“Home” by Benjamin Von Wong, featuring Ka Amorastreya (photo courtesy of Benjamin Von Wong)
AM: Where are actually you Skyping from?
BVW: I’m currently in San Francisco. I recently decided that this was going to be my new home base. And I just got back from about six weeks of travel though Europe less than a week ago.
“Deadpool” by Benjamin Von Wong (photo courtesy of Benjamin Von Wong)
AM: Why did you move to San Francisco?
BVW: I wanted to be surrounded by dreamers and entrepreneurs who are trying to make the world a better place. I used to be in Montreal, and as much as I love the city, my feeling was that every time I came back home nothing changed. Whereas I can go away for two months and come back to San Francisco and it’s a whole new world every single time. It’s only been about nine months now, half of which I’ve spent travelling, but it’s been an amazing choice for me to move here and have the opportunity to interact with all these different companies and corporations and individuals. Continue reading →
In the six years that they have worked together, Europe-based dancers and choreographers Honji Wang and Sébastien Ramirez (Company Wang Ramirez) have created an innovative body of work that blends hip-hop with other dance styles while exploring themes like relationships and cultural identity with freshness and humor.
Frankfurt-born Wang is of Korean background and studied ballet before discovering hip-hop. Ramirez, an award-winning b-boy, has Spanish background but grew up in the south of France.
Honji Wang and Sébastien Ramirez interviewed on Feb. 27, 2016 at the Elgin Hotel in Ottawa, Canada (photo by Anita Malhotra)
Starting with a short piece submitted to a hip-hop competition, they began creating larger scale works that established them in the contemporary dance scene. These include AP15 (2010), winner of a New York Bessie Award; Monchichi (2011), an exploration of their own relationship; Borderline (2013), featuring five dancers at times suspended from cables and a rigger; and Felahikum (2015), a collaboration with Rocío Molina that juxtaposes hip-hop and flamenco.
Frequently appearing in Europe, North America and South America, they were selected through auditions last year by Madonna to work on her 2015-2016 Rebel Heart Tour. Anita Malhotra spoke with Honji Wang and Sébastien Ramirez on Feb. 27, 2016 in Ottawa, where they were in town for three performances of Monchichi at the National Arts Centre.
AM: How did each of you get into dance and what were your first experiences?

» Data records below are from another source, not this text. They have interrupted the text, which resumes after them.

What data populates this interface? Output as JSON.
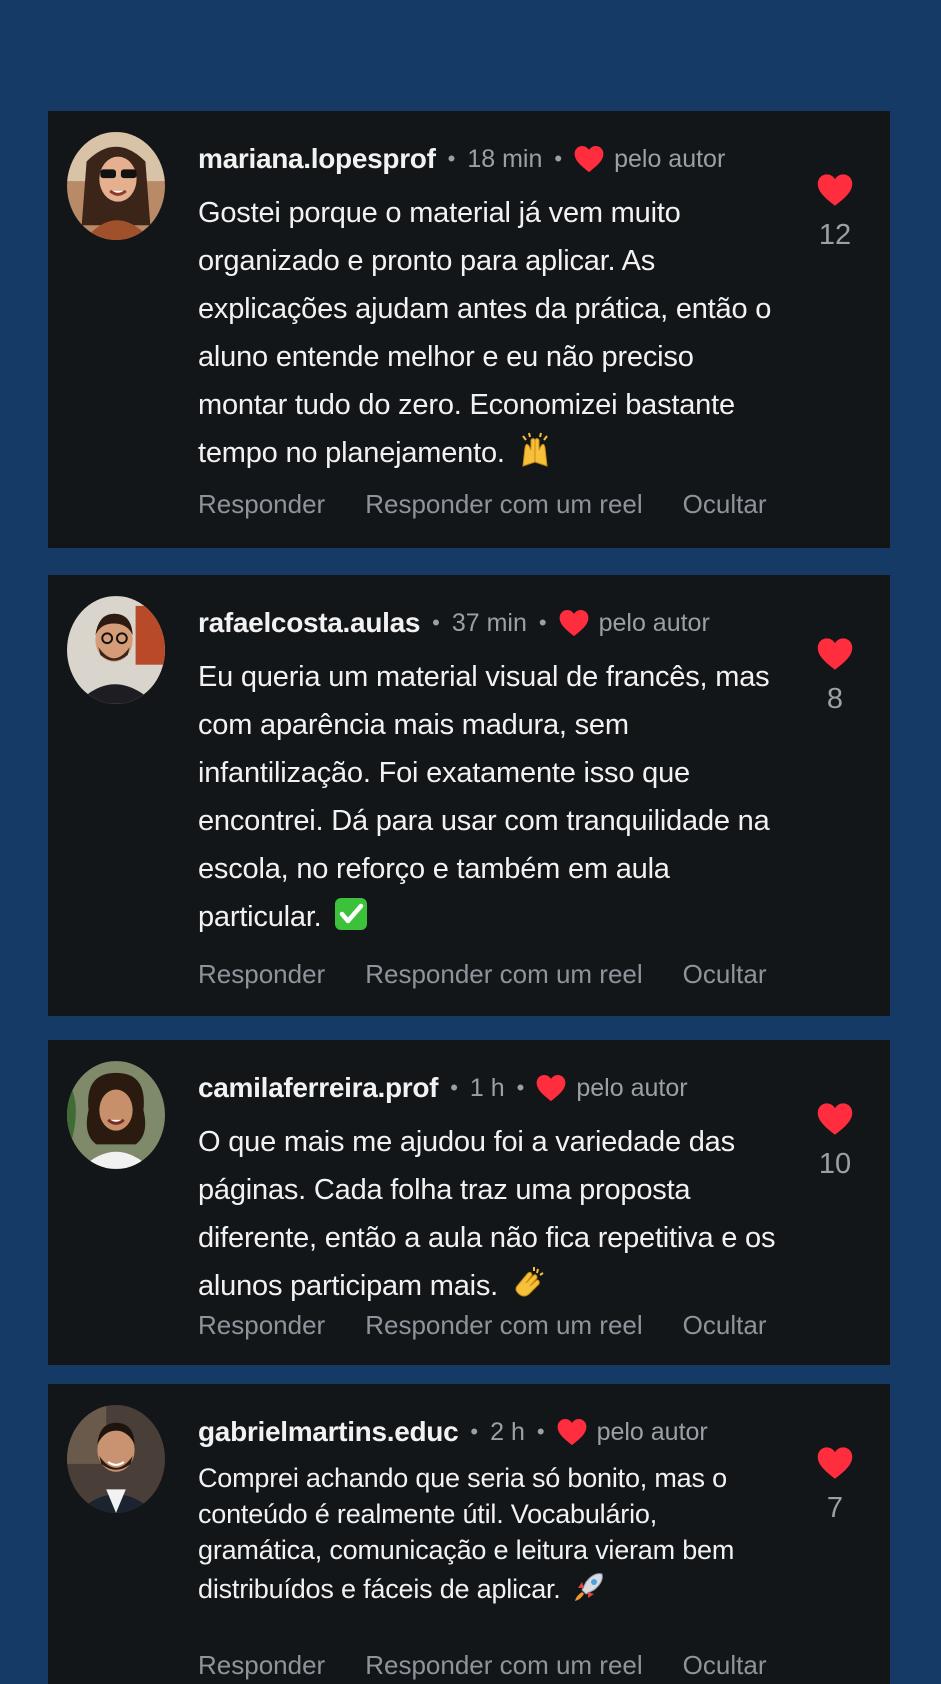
{
  "colors": {
    "page_bg": "#163a66",
    "card_bg": "#131619",
    "heart": "#ff2d3d",
    "muted_text": "#9aa0a6",
    "primary_text": "#f2f2f2"
  },
  "comments": [
    {
      "username": "mariana.lopesprof",
      "time": "18 min",
      "liked_by_author_label": "pelo autor",
      "text": "Gostei porque o material já vem muito organizado e pronto para aplicar. As explicações ajudam antes da prática, então o aluno entende melhor e eu não preciso montar tudo do zero. Economizei bastante tempo no planejamento.",
      "emoji": "raising-hands-emoji",
      "likes": "12",
      "actions": {
        "reply": "Responder",
        "reply_reel": "Responder com um reel",
        "hide": "Ocultar"
      }
    },
    {
      "username": "rafaelcosta.aulas",
      "time": "37 min",
      "liked_by_author_label": "pelo autor",
      "text": "Eu queria um material visual de francês, mas com aparência mais madura, sem infantilização. Foi exatamente isso que encontrei. Dá para usar com tranquilidade na escola, no reforço e também em aula particular.",
      "emoji": "check-mark-emoji",
      "likes": "8",
      "actions": {
        "reply": "Responder",
        "reply_reel": "Responder com um reel",
        "hide": "Ocultar"
      }
    },
    {
      "username": "camilaferreira.prof",
      "time": "1 h",
      "liked_by_author_label": "pelo autor",
      "text": "O que mais me ajudou foi a variedade das páginas. Cada folha traz uma proposta diferente, então a aula não fica repetitiva e os alunos participam mais.",
      "emoji": "clapping-hands-emoji",
      "likes": "10",
      "actions": {
        "reply": "Responder",
        "reply_reel": "Responder com um reel",
        "hide": "Ocultar"
      }
    },
    {
      "username": "gabrielmartins.educ",
      "time": "2 h",
      "liked_by_author_label": "pelo autor",
      "text": "Comprei achando que seria só bonito, mas o conteúdo é realmente útil. Vocabulário, gramática, comunicação e leitura vieram bem distribuídos e fáceis de aplicar.",
      "emoji": "rocket-emoji",
      "likes": "7",
      "actions": {
        "reply": "Responder",
        "reply_reel": "Responder com um reel",
        "hide": "Ocultar"
      }
    }
  ]
}
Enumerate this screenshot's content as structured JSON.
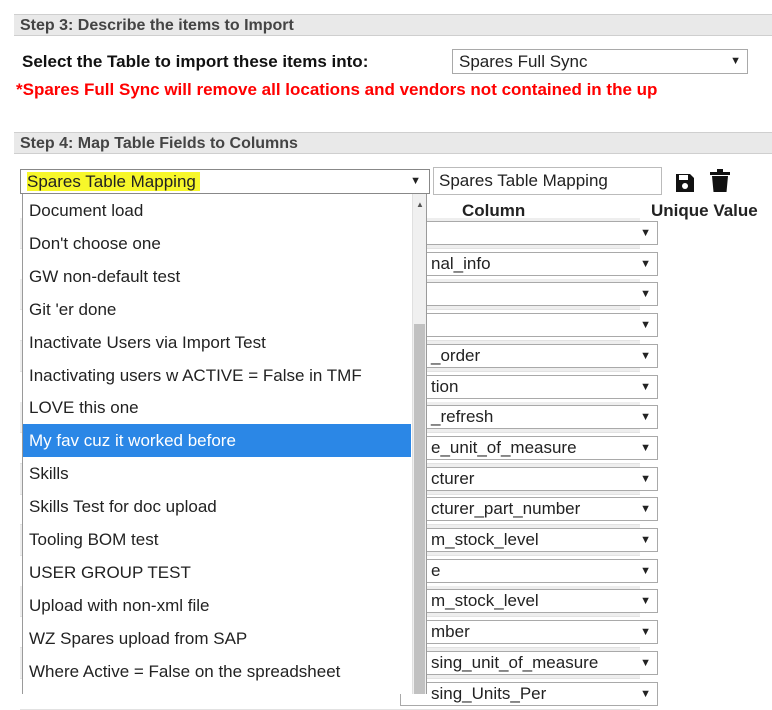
{
  "step3": {
    "header": "Step 3: Describe the items to Import",
    "select_label": "Select the Table to import these items into:",
    "table_value": "Spares Full Sync",
    "warning": "*Spares Full Sync will remove all locations and vendors not contained in the up"
  },
  "step4": {
    "header": "Step 4: Map Table Fields to Columns",
    "mapping_value": "Spares Table Mapping",
    "mapping_name": "Spares Table Mapping",
    "icons": {
      "save": "save-icon",
      "delete": "trash-icon"
    },
    "columns": {
      "column": "Column",
      "unique": "Unique Value"
    }
  },
  "field_rows": [
    "",
    "nal_info",
    "",
    "",
    "_order",
    "tion",
    "_refresh",
    "e_unit_of_measure",
    "cturer",
    "cturer_part_number",
    "m_stock_level",
    "e",
    "m_stock_level",
    "mber",
    "sing_unit_of_measure",
    "sing_Units_Per"
  ],
  "dropdown_options": [
    "Document load",
    "Don't choose one",
    "GW non-default test",
    "Git 'er done",
    "Inactivate Users via Import Test",
    "Inactivating users w ACTIVE = False in TMF",
    "LOVE this one",
    "My fav cuz it worked before",
    "Skills",
    "Skills Test for doc upload",
    "Tooling BOM test",
    "USER GROUP TEST",
    "Upload with non-xml file",
    "WZ Spares upload from SAP",
    "Where Active = False on the spreadsheet"
  ],
  "selected_option_index": 7,
  "colors": {
    "highlight": "#f7f72a",
    "selected": "#2b87e6",
    "warning": "#ff0000"
  }
}
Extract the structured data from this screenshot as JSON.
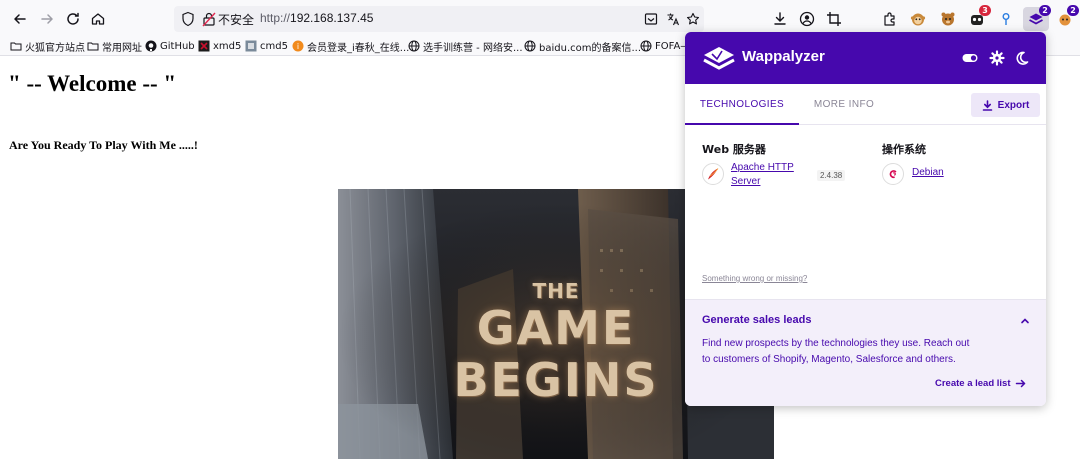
{
  "browser": {
    "url": {
      "security_label": "不安全",
      "scheme": "http://",
      "host": "192.168.137.45"
    },
    "extension_badges": {
      "extension_3": "3",
      "wappalyzer": "2",
      "extension_last": "2"
    }
  },
  "bookmarks": [
    {
      "label": "火狐官方站点",
      "icon": "folder-icon"
    },
    {
      "label": "常用网址",
      "icon": "folder-icon"
    },
    {
      "label": "GitHub",
      "icon": "github-icon"
    },
    {
      "label": "xmd5",
      "icon": "xmd5-icon"
    },
    {
      "label": "cmd5",
      "icon": "cmd5-icon"
    },
    {
      "label": "会员登录_i春秋_在线...",
      "icon": "ichunqiu-icon"
    },
    {
      "label": "选手训练营 - 网络安...",
      "icon": "globe-icon"
    },
    {
      "label": "baidu.com的备案信...",
      "icon": "globe-icon"
    },
    {
      "label": "FOFA—",
      "icon": "globe-icon"
    }
  ],
  "page": {
    "heading": "\" -- Welcome -- \"",
    "subheading": "Are You Ready To Play With Me .....!",
    "hero": {
      "line1": "THE",
      "line2": "GAME",
      "line3": "BEGINS"
    }
  },
  "wappalyzer": {
    "title": "Wappalyzer",
    "tabs": {
      "technologies": "TECHNOLOGIES",
      "more_info": "MORE INFO"
    },
    "export_label": "Export",
    "categories": [
      {
        "name": "Web 服务器",
        "tech": {
          "name_line1": "Apache HTTP",
          "name_line2": "Server",
          "version": "2.4.38",
          "icon": "apache-feather-icon"
        }
      },
      {
        "name": "操作系统",
        "tech": {
          "name": "Debian",
          "icon": "debian-swirl-icon"
        }
      }
    ],
    "wrong_link": "Something wrong or missing?",
    "leads": {
      "title": "Generate sales leads",
      "body_line1": "Find new prospects by the technologies they use. Reach out",
      "body_line2": "to customers of Shopify, Magento, Salesforce and others.",
      "cta": "Create a lead list"
    },
    "colors": {
      "brand": "#4608ad",
      "leads_bg": "#f3effa"
    }
  }
}
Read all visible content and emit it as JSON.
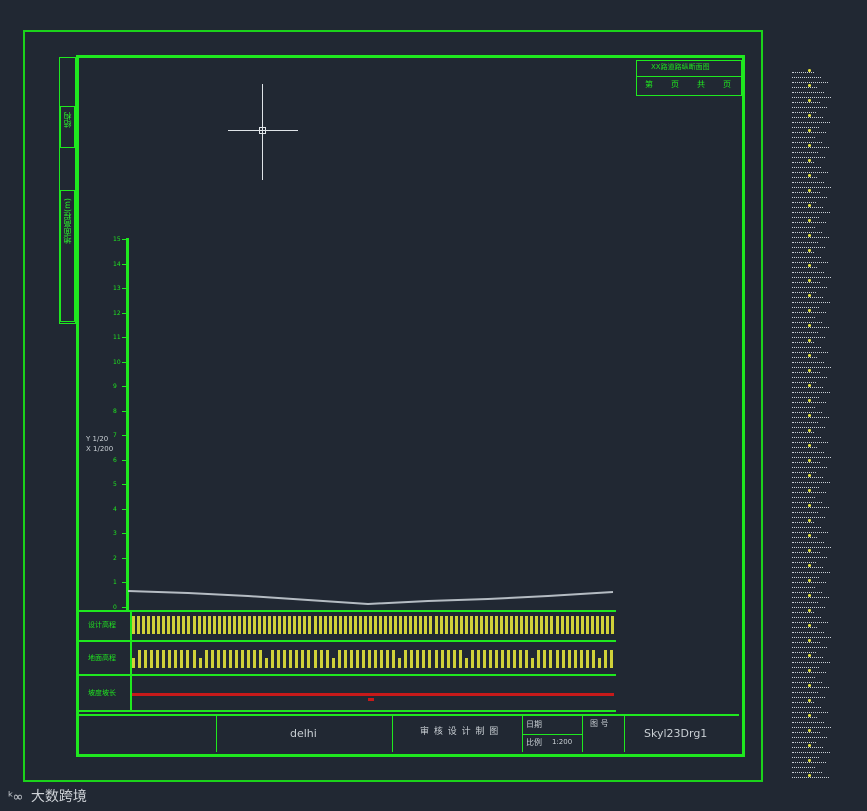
{
  "drawing": {
    "profile_scale": {
      "label_line1": "Y 1/20",
      "label_line2": "X 1/200"
    },
    "left_side_labels": [
      "结构",
      "地面高程(m)"
    ],
    "row_labels": [
      "设计高程",
      "地面高程",
      "坡度坡长"
    ],
    "title_block": {
      "name": "delhi",
      "sign_fields": "审 核 设 计 制 图",
      "date_label": "日期",
      "scale_label": "比例",
      "scale_value": "1:200",
      "sheet_label": "图 号",
      "drawing_no": "Skyl23Drg1"
    },
    "header_box": {
      "title": "XX路道路纵断面图",
      "cells": [
        "第",
        "页",
        "共",
        "页"
      ]
    },
    "y_axis_ticks": [
      "15",
      "14",
      "13",
      "12",
      "11",
      "10",
      "9",
      "8",
      "7",
      "6",
      "5",
      "4",
      "3",
      "2",
      "1",
      "0"
    ]
  },
  "watermark": {
    "text": "大数跨境"
  },
  "colors": {
    "background": "#212833",
    "frame": "#1fe81f",
    "profile_line": "#b5bcc3",
    "data_text": "#e3e33a",
    "slope_line": "#c71a1a"
  }
}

SR: I started in ’95 as a self-taught dancer. I started in the south of France, and with year after year of training and being in the underground hip-hop scene, competing and battling, I got to know dance. I wanted to grow out of this and develop. I was interested in choreographic work, so I started to create my own work. I created my own company in 2007, and with this company I started to create more theatrical dance pieces. Continue reading →
Dancer, ballet stager and teacher Cynthia Harvey (photo by Ian Whalen)
By Anita Malhotra
Dancer, ballet stager and teacher Cynthia Harvey first distinguished herself in the ballet world as principal dancer with the American Ballet Theatre (ABT), where she performed with Mikhail Baryshnikov, among others, and appeared with Nureyev & Friends. She then moved to the U.K. to be a principal dancer with The Royal Ballet. Since the mid-‘90s, she has worked as a stager and teacher around the world, and in 2013 launched her foundation En Avant, which offers scholarships and master classes to young dancers. Recently, she was named the new artistic director of the American Ballet Theatre’s Jacqueline Kennedy Onassis School, a post that starts in May.
Anita Malhotra interviewed Cynthia Harvey, who lives in eastern England, via Skype on February 14, 2016, a few weeks before three performances by the Hong Kong Ballet of her production of The Sleeping Beauty at Ottawa’s National Arts Centre.
AM: When did you first get interested in dance?
CH: I started when I saw Fonteyn and Nureyev on television on the Ed Sullivan Show. I thought she was a princess – she had a tiara – so I wanted to be her. I was very much the girly girl, so ballet was great. Continue reading →